ruggedness and performance claims, and cost-benefit analyses that do not realistically account for device
support, repair and replacement.
The considerations and details presented in this paper will help enterprises quickly sort the hundreds of
smart phone options to a few devices that are truly appropriate for their operations. The process may seem
daunting, but many organizations have successfully navigated the enterprise smart phone selection process
and implemented productivity-enhancing solutions that provide both rapid ROI and long lifecycles.
Intermec offers a complete range of ruggedized computing, communication and data collection devices to
meet enterprise needs. We have been developing ruggedized mobile computers and data collection
equipment for more than 40 years and have successfully integrated hundreds of thousands of devices into
demanding industrial, field service, healthcare, delivery, logistics, retail and other environments.
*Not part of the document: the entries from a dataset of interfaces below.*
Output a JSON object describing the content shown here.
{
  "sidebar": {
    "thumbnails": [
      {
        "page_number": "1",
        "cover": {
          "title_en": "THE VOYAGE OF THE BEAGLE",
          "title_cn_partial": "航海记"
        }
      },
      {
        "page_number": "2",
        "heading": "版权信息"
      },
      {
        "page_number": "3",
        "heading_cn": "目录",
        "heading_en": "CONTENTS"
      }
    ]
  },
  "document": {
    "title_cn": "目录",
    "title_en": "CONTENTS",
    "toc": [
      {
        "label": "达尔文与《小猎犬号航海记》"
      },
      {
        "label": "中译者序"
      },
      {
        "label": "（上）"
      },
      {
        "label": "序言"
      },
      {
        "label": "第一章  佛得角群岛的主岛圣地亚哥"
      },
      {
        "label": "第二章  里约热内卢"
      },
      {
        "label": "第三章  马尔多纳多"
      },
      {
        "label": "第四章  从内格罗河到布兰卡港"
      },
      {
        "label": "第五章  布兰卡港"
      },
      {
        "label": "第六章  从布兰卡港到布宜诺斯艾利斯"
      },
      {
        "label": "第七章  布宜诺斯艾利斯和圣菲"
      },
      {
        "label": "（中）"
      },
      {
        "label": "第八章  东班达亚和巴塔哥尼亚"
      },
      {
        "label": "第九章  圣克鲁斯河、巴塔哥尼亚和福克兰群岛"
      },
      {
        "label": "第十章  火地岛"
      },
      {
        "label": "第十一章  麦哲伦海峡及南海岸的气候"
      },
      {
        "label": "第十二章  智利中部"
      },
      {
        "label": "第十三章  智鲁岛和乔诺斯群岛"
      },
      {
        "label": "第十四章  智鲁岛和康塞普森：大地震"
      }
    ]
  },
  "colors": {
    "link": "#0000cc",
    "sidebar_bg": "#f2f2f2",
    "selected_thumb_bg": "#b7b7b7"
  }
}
The
Intermec CS40 combines mobile phone, bar code imaging, digital camera and Windows Mobile computing
capability into an IP54-certified handheld that is the smallest rugged Universal Mobile Telephone System
(UMTS) device on the market. The CS40 is rated to withstand multiple four-foot drops to concrete, has an
accelerometer, internal antenna, GPS and 2D bar code imager, strengthened touch panel and durable
keypad, but weighs just 196 grams. The CS40 was engineered for the enterprise. It runs the Windows
Mobile 6.5 operating system, is Cisco CCX 4 certified and has native support for remote device
management. It was designed specifically for use in challenging enterprise environments, where Intermec
has years of experience and thousands of successful installations.
Intermec Inc. (NYSE:IN) develops and integrates products, services and technologies that identify, track
and manage supply chain assets and information. Core technologies include rugged mobile computing and
data collection systems, bar code printers, label media, and RFID. The company's products and services are
used by customers in many industries worldwide to improve the productivity, quality and responsiveness of
business operations. For more information about Intermec, visit http://www.intermec.com or call 800-